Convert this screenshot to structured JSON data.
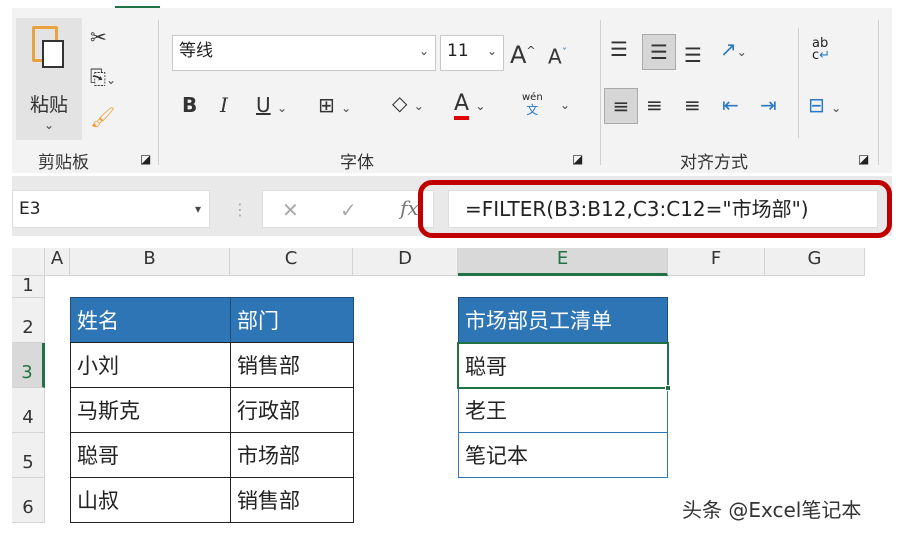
{
  "ribbon": {
    "clipboard": {
      "paste": "粘贴",
      "group": "剪贴板"
    },
    "font": {
      "name": "等线",
      "size": "11",
      "bold": "B",
      "italic": "I",
      "underline": "U",
      "font_color": "A",
      "phonetic_top": "wén",
      "phonetic_bottom": "文",
      "group": "字体",
      "grow": "A",
      "shrink": "A"
    },
    "alignment": {
      "group": "对齐方式",
      "wrap_top": "ab",
      "wrap_bottom": "c"
    }
  },
  "formula_bar": {
    "name_box": "E3",
    "cancel": "✕",
    "enter": "✓",
    "fx": "fx",
    "formula": "=FILTER(B3:B12,C3:C12=\"市场部\")",
    "highlight_color": "#c00000"
  },
  "columns": [
    "A",
    "B",
    "C",
    "D",
    "E",
    "F",
    "G"
  ],
  "rows": [
    "1",
    "2",
    "3",
    "4",
    "5",
    "6"
  ],
  "table": {
    "headers": [
      "姓名",
      "部门"
    ],
    "rows": [
      [
        "小刘",
        "销售部"
      ],
      [
        "马斯克",
        "行政部"
      ],
      [
        "聪哥",
        "市场部"
      ],
      [
        "山叔",
        "销售部"
      ]
    ]
  },
  "result": {
    "header": "市场部员工清单",
    "values": [
      "聪哥",
      "老王",
      "笔记本"
    ]
  },
  "watermark": "头条 @Excel笔记本"
}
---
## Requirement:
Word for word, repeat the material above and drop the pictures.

## Exercise output:
Convert this screenshot to structured JSON data.
{
  "ribbon": {
    "clipboard": {
      "paste": "粘贴",
      "group": "剪贴板"
    },
    "font": {
      "name": "等线",
      "size": "11",
      "bold": "B",
      "italic": "I",
      "underline": "U",
      "font_color": "A",
      "phonetic_top": "wén",
      "phonetic_bottom": "文",
      "group": "字体",
      "grow": "A",
      "shrink": "A"
    },
    "alignment": {
      "group": "对齐方式",
      "wrap_top": "ab",
      "wrap_bottom": "c"
    }
  },
  "formula_bar": {
    "name_box": "E3",
    "cancel": "✕",
    "enter": "✓",
    "fx": "fx",
    "formula": "=FILTER(B3:B12,C3:C12=\"市场部\")",
    "highlight_color": "#c00000"
  },
  "columns": [
    "A",
    "B",
    "C",
    "D",
    "E",
    "F",
    "G"
  ],
  "rows": [
    "1",
    "2",
    "3",
    "4",
    "5",
    "6"
  ],
  "table": {
    "headers": [
      "姓名",
      "部门"
    ],
    "rows": [
      [
        "小刘",
        "销售部"
      ],
      [
        "马斯克",
        "行政部"
      ],
      [
        "聪哥",
        "市场部"
      ],
      [
        "山叔",
        "销售部"
      ]
    ]
  },
  "result": {
    "header": "市场部员工清单",
    "values": [
      "聪哥",
      "老王",
      "笔记本"
    ]
  },
  "watermark": "头条 @Excel笔记本"
}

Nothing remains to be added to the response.